### Your instructions
Exclude images, then output the remaining data verbatim.

### Available data
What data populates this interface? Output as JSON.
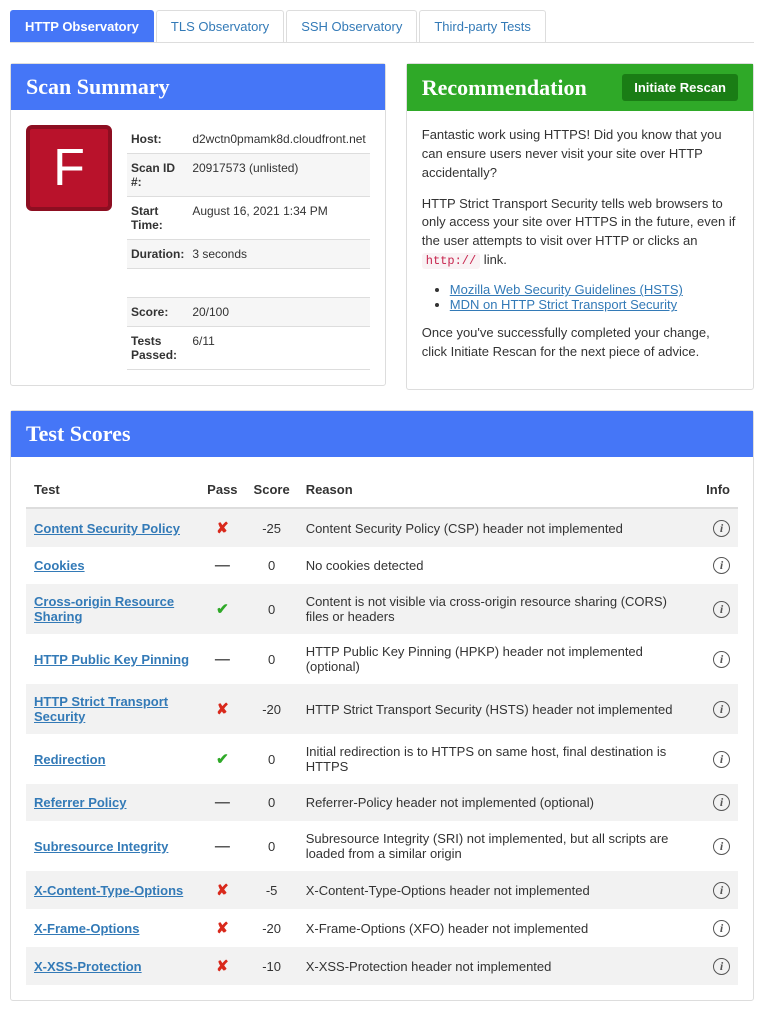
{
  "tabs": [
    "HTTP Observatory",
    "TLS Observatory",
    "SSH Observatory",
    "Third-party Tests"
  ],
  "summary": {
    "title": "Scan Summary",
    "grade": "F",
    "rows": [
      {
        "label": "Host:",
        "value": "d2wctn0pmamk8d.cloudfront.net"
      },
      {
        "label": "Scan ID #:",
        "value": "20917573 (unlisted)"
      },
      {
        "label": "Start Time:",
        "value": "August 16, 2021 1:34 PM"
      },
      {
        "label": "Duration:",
        "value": "3 seconds"
      },
      {
        "label": "",
        "value": ""
      },
      {
        "label": "Score:",
        "value": "20/100"
      },
      {
        "label": "Tests Passed:",
        "value": "6/11"
      }
    ]
  },
  "reco": {
    "title": "Recommendation",
    "rescan": "Initiate Rescan",
    "p1": "Fantastic work using HTTPS! Did you know that you can ensure users never visit your site over HTTP accidentally?",
    "p2a": "HTTP Strict Transport Security tells web browsers to only access your site over HTTPS in the future, even if the user attempts to visit over HTTP or clicks an ",
    "p2code": "http://",
    "p2b": " link.",
    "links": [
      "Mozilla Web Security Guidelines (HSTS)",
      "MDN on HTTP Strict Transport Security"
    ],
    "p3": "Once you've successfully completed your change, click Initiate Rescan for the next piece of advice."
  },
  "scores": {
    "title": "Test Scores",
    "headers": {
      "test": "Test",
      "pass": "Pass",
      "score": "Score",
      "reason": "Reason",
      "info": "Info"
    },
    "rows": [
      {
        "test": "Content Security Policy",
        "pass": "fail",
        "score": "-25",
        "reason": "Content Security Policy (CSP) header not implemented"
      },
      {
        "test": "Cookies",
        "pass": "dash",
        "score": "0",
        "reason": "No cookies detected"
      },
      {
        "test": "Cross-origin Resource Sharing",
        "pass": "pass",
        "score": "0",
        "reason": "Content is not visible via cross-origin resource sharing (CORS) files or headers"
      },
      {
        "test": "HTTP Public Key Pinning",
        "pass": "dash",
        "score": "0",
        "reason": "HTTP Public Key Pinning (HPKP) header not implemented (optional)"
      },
      {
        "test": "HTTP Strict Transport Security",
        "pass": "fail",
        "score": "-20",
        "reason": "HTTP Strict Transport Security (HSTS) header not implemented"
      },
      {
        "test": "Redirection",
        "pass": "pass",
        "score": "0",
        "reason": "Initial redirection is to HTTPS on same host, final destination is HTTPS"
      },
      {
        "test": "Referrer Policy",
        "pass": "dash",
        "score": "0",
        "reason": "Referrer-Policy header not implemented (optional)"
      },
      {
        "test": "Subresource Integrity",
        "pass": "dash",
        "score": "0",
        "reason": "Subresource Integrity (SRI) not implemented, but all scripts are loaded from a similar origin"
      },
      {
        "test": "X-Content-Type-Options",
        "pass": "fail",
        "score": "-5",
        "reason": "X-Content-Type-Options header not implemented"
      },
      {
        "test": "X-Frame-Options",
        "pass": "fail",
        "score": "-20",
        "reason": "X-Frame-Options (XFO) header not implemented"
      },
      {
        "test": "X-XSS-Protection",
        "pass": "fail",
        "score": "-10",
        "reason": "X-XSS-Protection header not implemented"
      }
    ]
  }
}
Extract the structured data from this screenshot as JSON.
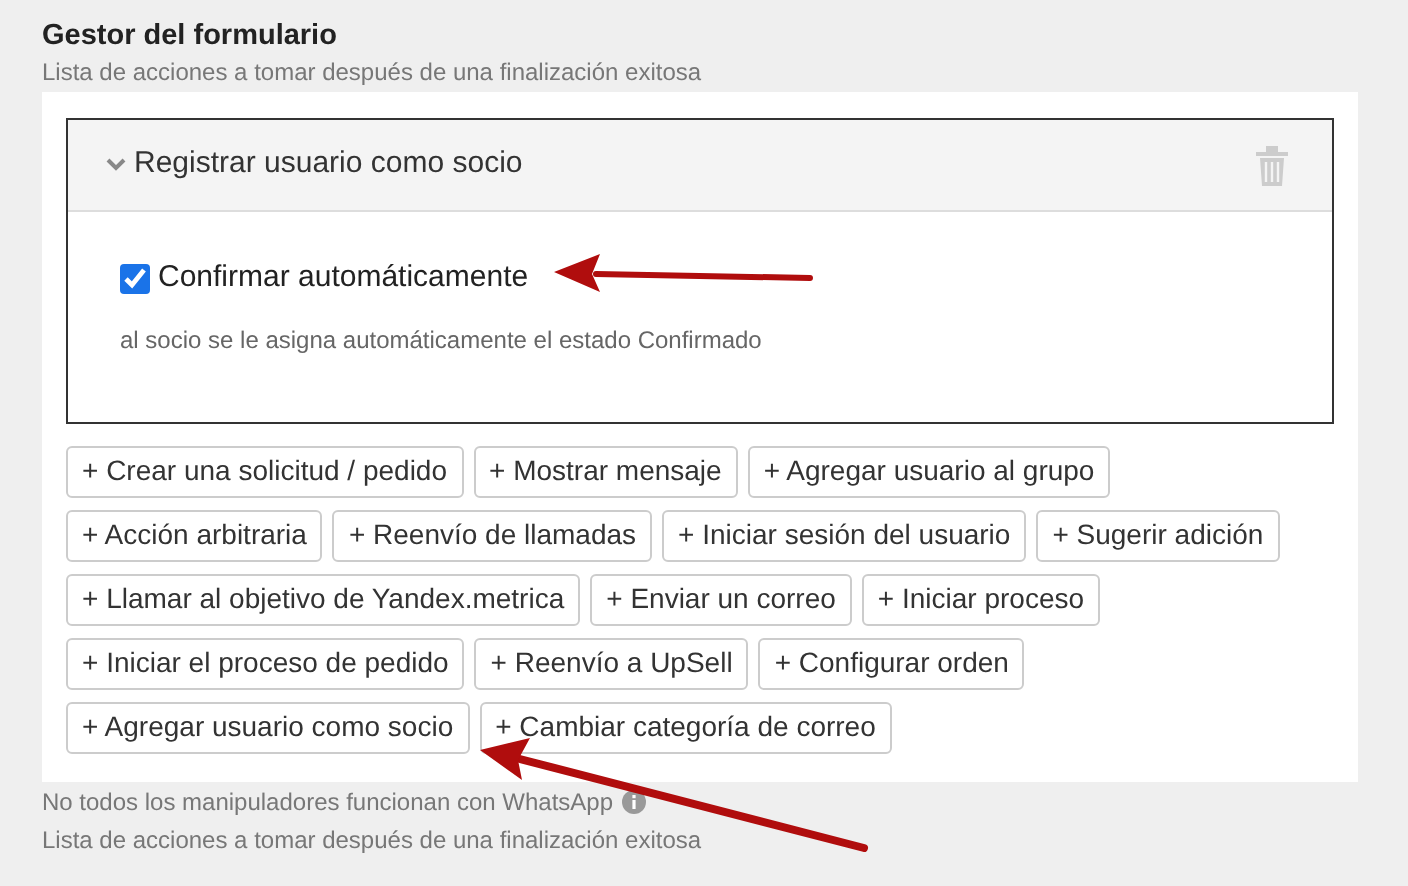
{
  "title": "Gestor del formulario",
  "subtitle": "Lista de acciones a tomar después de una finalización exitosa",
  "action": {
    "title": "Registrar usuario como socio",
    "expanded": true,
    "checkbox": {
      "label": "Confirmar automáticamente",
      "checked": true
    },
    "help": "al socio se le asigna automáticamente el estado Confirmado"
  },
  "button_rows": [
    [
      "+ Crear una solicitud / pedido",
      "+ Mostrar mensaje",
      "+ Agregar usuario al grupo"
    ],
    [
      "+ Acción arbitraria",
      "+ Reenvío de llamadas",
      "+ Iniciar sesión del usuario",
      "+ Sugerir adición"
    ],
    [
      "+ Llamar al objetivo de Yandex.metrica",
      "+ Enviar un correo",
      "+ Iniciar proceso"
    ],
    [
      "+ Iniciar el proceso de pedido",
      "+ Reenvío a UpSell",
      "+ Configurar orden"
    ],
    [
      "+ Agregar usuario como socio",
      "+ Cambiar categoría de correo"
    ]
  ],
  "note": "No todos los manipuladores funcionan con WhatsApp",
  "footer": "Lista de acciones a tomar después de una finalización exitosa"
}
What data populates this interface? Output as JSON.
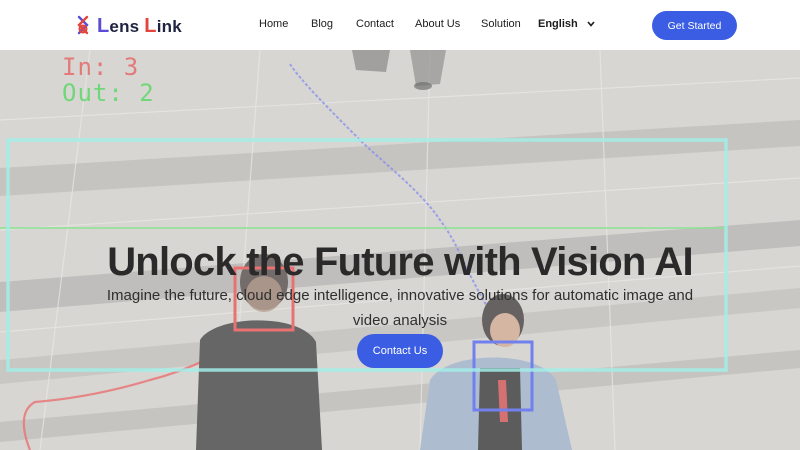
{
  "brand": {
    "name_part1_initial": "L",
    "name_part1_rest": "ens",
    "name_part2_initial": "L",
    "name_part2_rest": "ink",
    "logo_icon": "lens-link-logo-icon"
  },
  "nav": {
    "items": [
      {
        "label": "Home"
      },
      {
        "label": "Blog"
      },
      {
        "label": "Contact"
      },
      {
        "label": "About Us"
      },
      {
        "label": "Solution"
      }
    ],
    "language": "English",
    "language_icon": "chevron-down-icon",
    "cta_label": "Get Started"
  },
  "hero": {
    "counter_in": "In: 3",
    "counter_out": "Out: 2",
    "title": "Unlock the Future with Vision AI",
    "subtitle": "Imagine the future, cloud edge intelligence, innovative solutions for automatic image and video analysis",
    "cta_label": "Contact Us"
  },
  "colors": {
    "primary": "#3b5de3",
    "text_dark": "#2a2a2a",
    "counter_in": "#e66a6a",
    "counter_out": "#5fd86a",
    "detect_box_red": "#e23b3b",
    "detect_box_blue": "#3b4fe6",
    "zone_box_cyan": "#7ee8e0"
  }
}
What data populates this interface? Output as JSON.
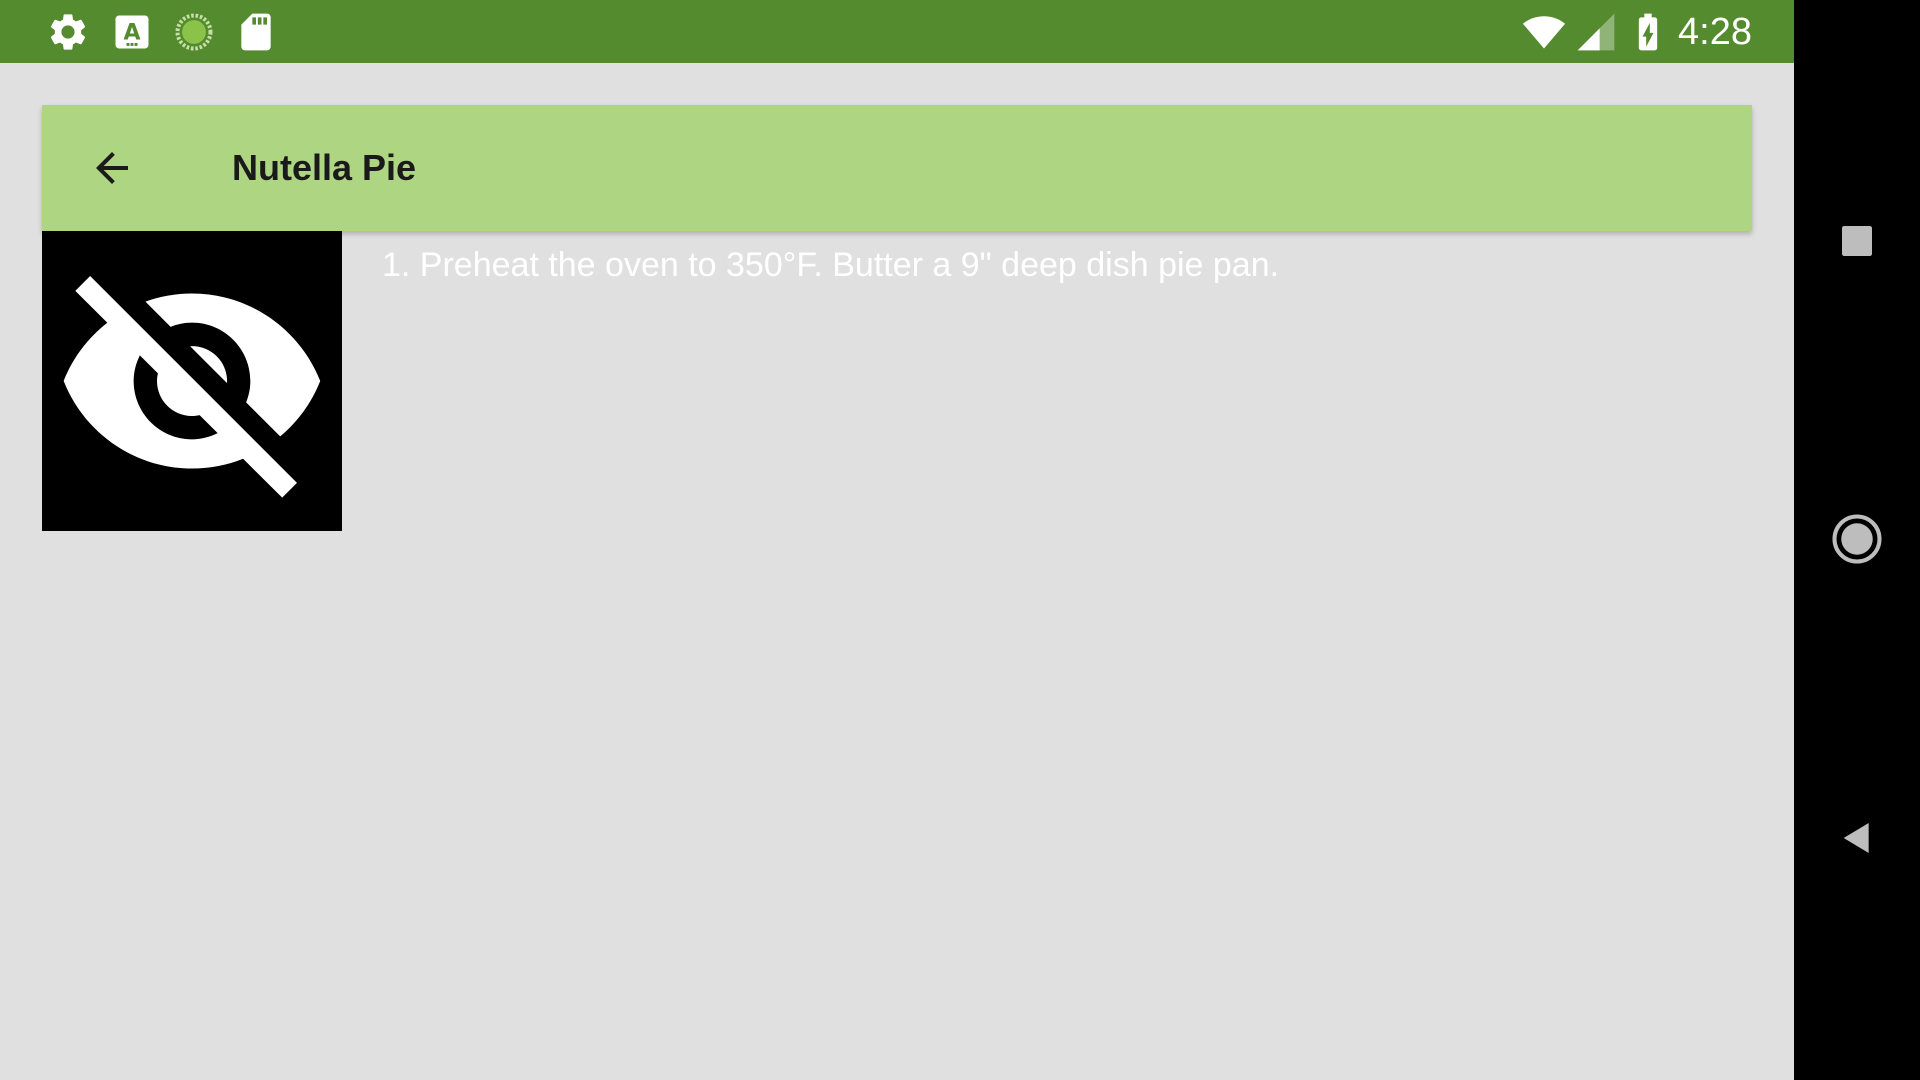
{
  "status_bar": {
    "time": "4:28",
    "background_color": "#558b2f",
    "left_icons": [
      "settings-icon",
      "keyboard-a-icon",
      "sync-progress-icon",
      "sd-card-icon"
    ],
    "right_icons": [
      "wifi-icon",
      "cell-signal-icon",
      "battery-charging-icon"
    ]
  },
  "toolbar": {
    "title": "Nutella Pie",
    "background_color": "#aed581",
    "back_icon": "arrow-back-icon"
  },
  "step": {
    "image_icon": "visibility-off-icon",
    "text": "1. Preheat the oven to 350°F. Butter a 9\" deep dish pie pan."
  },
  "navigation_bar": {
    "buttons": [
      "recents-button",
      "home-button",
      "back-button"
    ]
  }
}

### Task output
What data populates this interface? Output as JSON.
{
  "tabs": [
    "HTTP Observatory",
    "TLS Observatory",
    "SSH Observatory",
    "Third-party Tests"
  ],
  "summary": {
    "title": "Scan Summary",
    "grade": "F",
    "rows": [
      {
        "label": "Host:",
        "value": "d2wctn0pmamk8d.cloudfront.net"
      },
      {
        "label": "Scan ID #:",
        "value": "20917573 (unlisted)"
      },
      {
        "label": "Start Time:",
        "value": "August 16, 2021 1:34 PM"
      },
      {
        "label": "Duration:",
        "value": "3 seconds"
      },
      {
        "label": "",
        "value": ""
      },
      {
        "label": "Score:",
        "value": "20/100"
      },
      {
        "label": "Tests Passed:",
        "value": "6/11"
      }
    ]
  },
  "reco": {
    "title": "Recommendation",
    "rescan": "Initiate Rescan",
    "p1": "Fantastic work using HTTPS! Did you know that you can ensure users never visit your site over HTTP accidentally?",
    "p2a": "HTTP Strict Transport Security tells web browsers to only access your site over HTTPS in the future, even if the user attempts to visit over HTTP or clicks an ",
    "p2code": "http://",
    "p2b": " link.",
    "links": [
      "Mozilla Web Security Guidelines (HSTS)",
      "MDN on HTTP Strict Transport Security"
    ],
    "p3": "Once you've successfully completed your change, click Initiate Rescan for the next piece of advice."
  },
  "scores": {
    "title": "Test Scores",
    "headers": {
      "test": "Test",
      "pass": "Pass",
      "score": "Score",
      "reason": "Reason",
      "info": "Info"
    },
    "rows": [
      {
        "test": "Content Security Policy",
        "pass": "fail",
        "score": "-25",
        "reason": "Content Security Policy (CSP) header not implemented"
      },
      {
        "test": "Cookies",
        "pass": "dash",
        "score": "0",
        "reason": "No cookies detected"
      },
      {
        "test": "Cross-origin Resource Sharing",
        "pass": "pass",
        "score": "0",
        "reason": "Content is not visible via cross-origin resource sharing (CORS) files or headers"
      },
      {
        "test": "HTTP Public Key Pinning",
        "pass": "dash",
        "score": "0",
        "reason": "HTTP Public Key Pinning (HPKP) header not implemented (optional)"
      },
      {
        "test": "HTTP Strict Transport Security",
        "pass": "fail",
        "score": "-20",
        "reason": "HTTP Strict Transport Security (HSTS) header not implemented"
      },
      {
        "test": "Redirection",
        "pass": "pass",
        "score": "0",
        "reason": "Initial redirection is to HTTPS on same host, final destination is HTTPS"
      },
      {
        "test": "Referrer Policy",
        "pass": "dash",
        "score": "0",
        "reason": "Referrer-Policy header not implemented (optional)"
      },
      {
        "test": "Subresource Integrity",
        "pass": "dash",
        "score": "0",
        "reason": "Subresource Integrity (SRI) not implemented, but all scripts are loaded from a similar origin"
      },
      {
        "test": "X-Content-Type-Options",
        "pass": "fail",
        "score": "-5",
        "reason": "X-Content-Type-Options header not implemented"
      },
      {
        "test": "X-Frame-Options",
        "pass": "fail",
        "score": "-20",
        "reason": "X-Frame-Options (XFO) header not implemented"
      },
      {
        "test": "X-XSS-Protection",
        "pass": "fail",
        "score": "-10",
        "reason": "X-XSS-Protection header not implemented"
      }
    ]
  }
}
Extract the structured data from this screenshot as JSON.
{
  "title": "Gestor del formulario",
  "subtitle": "Lista de acciones a tomar después de una finalización exitosa",
  "action": {
    "title": "Registrar usuario como socio",
    "expanded": true,
    "checkbox": {
      "label": "Confirmar automáticamente",
      "checked": true
    },
    "help": "al socio se le asigna automáticamente el estado Confirmado"
  },
  "button_rows": [
    [
      "+ Crear una solicitud / pedido",
      "+ Mostrar mensaje",
      "+ Agregar usuario al grupo"
    ],
    [
      "+ Acción arbitraria",
      "+ Reenvío de llamadas",
      "+ Iniciar sesión del usuario",
      "+ Sugerir adición"
    ],
    [
      "+ Llamar al objetivo de Yandex.metrica",
      "+ Enviar un correo",
      "+ Iniciar proceso"
    ],
    [
      "+ Iniciar el proceso de pedido",
      "+ Reenvío a UpSell",
      "+ Configurar orden"
    ],
    [
      "+ Agregar usuario como socio",
      "+ Cambiar categoría de correo"
    ]
  ],
  "note": "No todos los manipuladores funcionan con WhatsApp",
  "footer": "Lista de acciones a tomar después de una finalización exitosa"
}
What data populates this interface? Output as JSON.
{
  "brand": {
    "name_part1_initial": "L",
    "name_part1_rest": "ens",
    "name_part2_initial": "L",
    "name_part2_rest": "ink",
    "logo_icon": "lens-link-logo-icon"
  },
  "nav": {
    "items": [
      {
        "label": "Home"
      },
      {
        "label": "Blog"
      },
      {
        "label": "Contact"
      },
      {
        "label": "About Us"
      },
      {
        "label": "Solution"
      }
    ],
    "language": "English",
    "language_icon": "chevron-down-icon",
    "cta_label": "Get Started"
  },
  "hero": {
    "counter_in": "In: 3",
    "counter_out": "Out: 2",
    "title": "Unlock the Future with Vision AI",
    "subtitle": "Imagine the future, cloud edge intelligence, innovative solutions for automatic image and video analysis",
    "cta_label": "Contact Us"
  },
  "colors": {
    "primary": "#3b5de3",
    "text_dark": "#2a2a2a",
    "counter_in": "#e66a6a",
    "counter_out": "#5fd86a",
    "detect_box_red": "#e23b3b",
    "detect_box_blue": "#3b4fe6",
    "zone_box_cyan": "#7ee8e0"
  }
}
What data populates this interface? Output as JSON.
{
  "status_bar": {
    "time": "4:28",
    "background_color": "#558b2f",
    "left_icons": [
      "settings-icon",
      "keyboard-a-icon",
      "sync-progress-icon",
      "sd-card-icon"
    ],
    "right_icons": [
      "wifi-icon",
      "cell-signal-icon",
      "battery-charging-icon"
    ]
  },
  "toolbar": {
    "title": "Nutella Pie",
    "background_color": "#aed581",
    "back_icon": "arrow-back-icon"
  },
  "step": {
    "image_icon": "visibility-off-icon",
    "text": "1. Preheat the oven to 350°F. Butter a 9\" deep dish pie pan."
  },
  "navigation_bar": {
    "buttons": [
      "recents-button",
      "home-button",
      "back-button"
    ]
  }
}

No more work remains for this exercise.